== Problem requirements ==
The entries below are to be repeated exactly as they stand.

== Data ==
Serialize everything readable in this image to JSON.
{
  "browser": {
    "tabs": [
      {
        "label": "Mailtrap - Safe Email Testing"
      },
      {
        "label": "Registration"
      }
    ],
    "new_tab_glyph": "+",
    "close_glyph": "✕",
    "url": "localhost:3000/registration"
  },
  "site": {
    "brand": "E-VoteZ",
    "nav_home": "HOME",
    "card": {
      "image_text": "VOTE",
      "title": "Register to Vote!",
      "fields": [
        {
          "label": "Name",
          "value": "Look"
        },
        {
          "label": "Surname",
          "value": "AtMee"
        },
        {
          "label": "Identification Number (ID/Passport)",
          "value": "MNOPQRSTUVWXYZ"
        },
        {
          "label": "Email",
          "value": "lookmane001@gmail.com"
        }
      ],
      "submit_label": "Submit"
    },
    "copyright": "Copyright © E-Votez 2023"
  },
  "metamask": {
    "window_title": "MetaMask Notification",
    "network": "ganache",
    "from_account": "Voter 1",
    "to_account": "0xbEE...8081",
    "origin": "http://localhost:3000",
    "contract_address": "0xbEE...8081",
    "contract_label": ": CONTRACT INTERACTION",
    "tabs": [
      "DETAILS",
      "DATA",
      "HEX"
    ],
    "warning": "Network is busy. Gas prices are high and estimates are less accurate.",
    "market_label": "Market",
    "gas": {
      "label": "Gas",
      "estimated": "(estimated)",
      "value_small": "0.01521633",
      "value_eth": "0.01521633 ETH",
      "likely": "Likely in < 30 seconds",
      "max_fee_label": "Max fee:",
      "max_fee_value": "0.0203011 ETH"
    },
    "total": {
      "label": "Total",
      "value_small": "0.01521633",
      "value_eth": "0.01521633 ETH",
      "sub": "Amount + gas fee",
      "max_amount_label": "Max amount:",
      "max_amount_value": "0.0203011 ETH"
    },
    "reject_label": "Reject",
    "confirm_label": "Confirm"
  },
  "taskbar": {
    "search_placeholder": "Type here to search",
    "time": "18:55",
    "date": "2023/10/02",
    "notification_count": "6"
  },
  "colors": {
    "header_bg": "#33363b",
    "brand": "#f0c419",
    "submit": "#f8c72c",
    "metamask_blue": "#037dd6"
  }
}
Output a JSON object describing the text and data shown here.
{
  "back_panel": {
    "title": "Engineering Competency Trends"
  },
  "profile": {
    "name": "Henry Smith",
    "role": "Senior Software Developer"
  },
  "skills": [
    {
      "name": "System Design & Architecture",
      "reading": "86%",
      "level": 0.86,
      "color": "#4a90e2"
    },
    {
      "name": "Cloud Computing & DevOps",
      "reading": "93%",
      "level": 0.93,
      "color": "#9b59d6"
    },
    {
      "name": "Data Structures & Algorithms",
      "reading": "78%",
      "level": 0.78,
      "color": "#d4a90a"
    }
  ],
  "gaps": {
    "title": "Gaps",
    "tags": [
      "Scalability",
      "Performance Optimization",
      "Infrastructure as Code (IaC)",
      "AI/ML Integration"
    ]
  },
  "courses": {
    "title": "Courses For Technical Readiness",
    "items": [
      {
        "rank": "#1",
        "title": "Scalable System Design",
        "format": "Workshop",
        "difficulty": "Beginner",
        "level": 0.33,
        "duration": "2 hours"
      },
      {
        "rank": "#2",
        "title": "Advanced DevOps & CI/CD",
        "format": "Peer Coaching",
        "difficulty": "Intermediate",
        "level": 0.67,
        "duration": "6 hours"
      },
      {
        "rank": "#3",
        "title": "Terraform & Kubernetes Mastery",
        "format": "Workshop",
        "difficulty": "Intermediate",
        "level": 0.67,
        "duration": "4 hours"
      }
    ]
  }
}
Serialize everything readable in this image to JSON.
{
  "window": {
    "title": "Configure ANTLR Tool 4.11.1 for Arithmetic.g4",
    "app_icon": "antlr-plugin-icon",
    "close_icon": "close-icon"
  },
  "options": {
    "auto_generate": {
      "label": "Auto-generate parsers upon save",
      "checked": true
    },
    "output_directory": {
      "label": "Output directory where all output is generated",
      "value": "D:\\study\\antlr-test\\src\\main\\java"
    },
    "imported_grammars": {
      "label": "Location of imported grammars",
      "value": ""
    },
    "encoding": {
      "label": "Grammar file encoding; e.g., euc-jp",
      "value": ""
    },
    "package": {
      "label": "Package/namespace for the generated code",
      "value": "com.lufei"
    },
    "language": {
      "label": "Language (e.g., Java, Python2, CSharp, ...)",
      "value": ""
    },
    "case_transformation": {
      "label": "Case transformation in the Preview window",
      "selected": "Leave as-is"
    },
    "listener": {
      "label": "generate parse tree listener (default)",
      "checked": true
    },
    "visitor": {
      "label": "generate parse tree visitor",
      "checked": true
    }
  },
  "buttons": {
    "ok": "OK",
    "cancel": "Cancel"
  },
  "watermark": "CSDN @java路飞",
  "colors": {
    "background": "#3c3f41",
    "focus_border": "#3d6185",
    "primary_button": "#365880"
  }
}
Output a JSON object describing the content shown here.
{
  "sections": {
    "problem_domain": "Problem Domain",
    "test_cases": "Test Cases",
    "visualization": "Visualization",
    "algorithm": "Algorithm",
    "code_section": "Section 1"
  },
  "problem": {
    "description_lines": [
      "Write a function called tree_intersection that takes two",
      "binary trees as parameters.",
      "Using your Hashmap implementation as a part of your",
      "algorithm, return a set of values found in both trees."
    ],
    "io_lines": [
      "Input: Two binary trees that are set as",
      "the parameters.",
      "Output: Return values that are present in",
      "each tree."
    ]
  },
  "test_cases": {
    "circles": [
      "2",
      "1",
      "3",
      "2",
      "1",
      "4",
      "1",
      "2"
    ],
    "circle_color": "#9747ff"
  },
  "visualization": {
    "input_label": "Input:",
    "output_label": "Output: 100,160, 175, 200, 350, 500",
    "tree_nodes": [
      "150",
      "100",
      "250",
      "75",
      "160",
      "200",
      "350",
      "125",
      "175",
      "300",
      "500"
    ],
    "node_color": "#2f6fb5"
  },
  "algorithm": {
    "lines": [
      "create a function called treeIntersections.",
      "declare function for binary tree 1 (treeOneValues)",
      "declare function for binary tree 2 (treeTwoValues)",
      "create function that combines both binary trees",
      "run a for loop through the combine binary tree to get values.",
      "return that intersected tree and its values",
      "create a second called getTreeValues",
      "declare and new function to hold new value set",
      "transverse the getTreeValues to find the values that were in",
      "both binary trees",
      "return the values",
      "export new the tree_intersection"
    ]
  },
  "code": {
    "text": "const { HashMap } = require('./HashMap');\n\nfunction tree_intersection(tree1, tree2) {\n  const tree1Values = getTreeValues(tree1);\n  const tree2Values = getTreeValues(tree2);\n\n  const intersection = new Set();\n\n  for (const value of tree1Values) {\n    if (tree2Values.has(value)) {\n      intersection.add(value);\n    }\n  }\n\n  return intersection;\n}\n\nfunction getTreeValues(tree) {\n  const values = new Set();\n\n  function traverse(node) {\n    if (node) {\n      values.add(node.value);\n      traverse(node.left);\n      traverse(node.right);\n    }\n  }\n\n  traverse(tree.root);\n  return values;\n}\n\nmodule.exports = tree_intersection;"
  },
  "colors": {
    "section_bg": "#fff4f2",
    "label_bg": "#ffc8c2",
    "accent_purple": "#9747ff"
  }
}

== Written response ==
Serialize everything readable in this image to JSON.
{
  "browser": {
    "tabs": [
      {
        "label": "Mailtrap - Safe Email Testing"
      },
      {
        "label": "Registration"
      }
    ],
    "new_tab_glyph": "+",
    "close_glyph": "✕",
    "url": "localhost:3000/registration"
  },
  "site": {
    "brand": "E-VoteZ",
    "nav_home": "HOME",
    "card": {
      "image_text": "VOTE",
      "title": "Register to Vote!",
      "fields": [
        {
          "label": "Name",
          "value": "Look"
        },
        {
          "label": "Surname",
          "value": "AtMee"
        },
        {
          "label": "Identification Number (ID/Passport)",
          "value": "MNOPQRSTUVWXYZ"
        },
        {
          "label": "Email",
          "value": "lookmane001@gmail.com"
        }
      ],
      "submit_label": "Submit"
    },
    "copyright": "Copyright © E-Votez 2023"
  },
  "metamask": {
    "window_title": "MetaMask Notification",
    "network": "ganache",
    "from_account": "Voter 1",
    "to_account": "0xbEE...8081",
    "origin": "http://localhost:3000",
    "contract_address": "0xbEE...8081",
    "contract_label": ": CONTRACT INTERACTION",
    "tabs": [
      "DETAILS",
      "DATA",
      "HEX"
    ],
    "warning": "Network is busy. Gas prices are high and estimates are less accurate.",
    "market_label": "Market",
    "gas": {
      "label": "Gas",
      "estimated": "(estimated)",
      "value_small": "0.01521633",
      "value_eth": "0.01521633 ETH",
      "likely": "Likely in < 30 seconds",
      "max_fee_label": "Max fee:",
      "max_fee_value": "0.0203011 ETH"
    },
    "total": {
      "label": "Total",
      "value_small": "0.01521633",
      "value_eth": "0.01521633 ETH",
      "sub": "Amount + gas fee",
      "max_amount_label": "Max amount:",
      "max_amount_value": "0.0203011 ETH"
    },
    "reject_label": "Reject",
    "confirm_label": "Confirm"
  },
  "taskbar": {
    "search_placeholder": "Type here to search",
    "time": "18:55",
    "date": "2023/10/02",
    "notification_count": "6"
  },
  "colors": {
    "header_bg": "#33363b",
    "brand": "#f0c419",
    "submit": "#f8c72c",
    "metamask_blue": "#037dd6"
  }
}
Output a JSON object describing the text and data shown here.
{
  "back_panel": {
    "title": "Engineering Competency Trends"
  },
  "profile": {
    "name": "Henry Smith",
    "role": "Senior Software Developer"
  },
  "skills": [
    {
      "name": "System Design & Architecture",
      "reading": "86%",
      "level": 0.86,
      "color": "#4a90e2"
    },
    {
      "name": "Cloud Computing & DevOps",
      "reading": "93%",
      "level": 0.93,
      "color": "#9b59d6"
    },
    {
      "name": "Data Structures & Algorithms",
      "reading": "78%",
      "level": 0.78,
      "color": "#d4a90a"
    }
  ],
  "gaps": {
    "title": "Gaps",
    "tags": [
      "Scalability",
      "Performance Optimization",
      "Infrastructure as Code (IaC)",
      "AI/ML Integration"
    ]
  },
  "courses": {
    "title": "Courses For Technical Readiness",
    "items": [
      {
        "rank": "#1",
        "title": "Scalable System Design",
        "format": "Workshop",
        "difficulty": "Beginner",
        "level": 0.33,
        "duration": "2 hours"
      },
      {
        "rank": "#2",
        "title": "Advanced DevOps & CI/CD",
        "format": "Peer Coaching",
        "difficulty": "Intermediate",
        "level": 0.67,
        "duration": "6 hours"
      },
      {
        "rank": "#3",
        "title": "Terraform & Kubernetes Mastery",
        "format": "Workshop",
        "difficulty": "Intermediate",
        "level": 0.67,
        "duration": "4 hours"
      }
    ]
  }
}
Serialize everything readable in this image to JSON.
{
  "window": {
    "title": "Configure ANTLR Tool 4.11.1 for Arithmetic.g4",
    "app_icon": "antlr-plugin-icon",
    "close_icon": "close-icon"
  },
  "options": {
    "auto_generate": {
      "label": "Auto-generate parsers upon save",
      "checked": true
    },
    "output_directory": {
      "label": "Output directory where all output is generated",
      "value": "D:\\study\\antlr-test\\src\\main\\java"
    },
    "imported_grammars": {
      "label": "Location of imported grammars",
      "value": ""
    },
    "encoding": {
      "label": "Grammar file encoding; e.g., euc-jp",
      "value": ""
    },
    "package": {
      "label": "Package/namespace for the generated code",
      "value": "com.lufei"
    },
    "language": {
      "label": "Language (e.g., Java, Python2, CSharp, ...)",
      "value": ""
    },
    "case_transformation": {
      "label": "Case transformation in the Preview window",
      "selected": "Leave as-is"
    },
    "listener": {
      "label": "generate parse tree listener (default)",
      "checked": true
    },
    "visitor": {
      "label": "generate parse tree visitor",
      "checked": true
    }
  },
  "buttons": {
    "ok": "OK",
    "cancel": "Cancel"
  },
  "watermark": "CSDN @java路飞",
  "colors": {
    "background": "#3c3f41",
    "focus_border": "#3d6185",
    "primary_button": "#365880"
  }
}
Output a JSON object describing the content shown here.
{
  "sections": {
    "problem_domain": "Problem Domain",
    "test_cases": "Test Cases",
    "visualization": "Visualization",
    "algorithm": "Algorithm",
    "code_section": "Section 1"
  },
  "problem": {
    "description_lines": [
      "Write a function called tree_intersection that takes two",
      "binary trees as parameters.",
      "Using your Hashmap implementation as a part of your",
      "algorithm, return a set of values found in both trees."
    ],
    "io_lines": [
      "Input: Two binary trees that are set as",
      "the parameters.",
      "Output: Return values that are present in",
      "each tree."
    ]
  },
  "test_cases": {
    "circles": [
      "2",
      "1",
      "3",
      "2",
      "1",
      "4",
      "1",
      "2"
    ],
    "circle_color": "#9747ff"
  },
  "visualization": {
    "input_label": "Input:",
    "output_label": "Output: 100,160, 175, 200, 350, 500",
    "tree_nodes": [
      "150",
      "100",
      "250",
      "75",
      "160",
      "200",
      "350",
      "125",
      "175",
      "300",
      "500"
    ],
    "node_color": "#2f6fb5"
  },
  "algorithm": {
    "lines": [
      "create a function called treeIntersections.",
      "declare function for binary tree 1 (treeOneValues)",
      "declare function for binary tree 2 (treeTwoValues)",
      "create function that combines both binary trees",
      "run a for loop through the combine binary tree to get values.",
      "return that intersected tree and its values",
      "create a second called getTreeValues",
      "declare and new function to hold new value set",
      "transverse the getTreeValues to find the values that were in",
      "both binary trees",
      "return the values",
      "export new the tree_intersection"
    ]
  },
  "code": {
    "text": "const { HashMap } = require('./HashMap');\n\nfunction tree_intersection(tree1, tree2) {\n  const tree1Values = getTreeValues(tree1);\n  const tree2Values = getTreeValues(tree2);\n\n  const intersection = new Set();\n\n  for (const value of tree1Values) {\n    if (tree2Values.has(value)) {\n      intersection.add(value);\n    }\n  }\n\n  return intersection;\n}\n\nfunction getTreeValues(tree) {\n  const values = new Set();\n\n  function traverse(node) {\n    if (node) {\n      values.add(node.value);\n      traverse(node.left);\n      traverse(node.right);\n    }\n  }\n\n  traverse(tree.root);\n  return values;\n}\n\nmodule.exports = tree_intersection;"
  },
  "colors": {
    "section_bg": "#fff4f2",
    "label_bg": "#ffc8c2",
    "accent_purple": "#9747ff"
  }
}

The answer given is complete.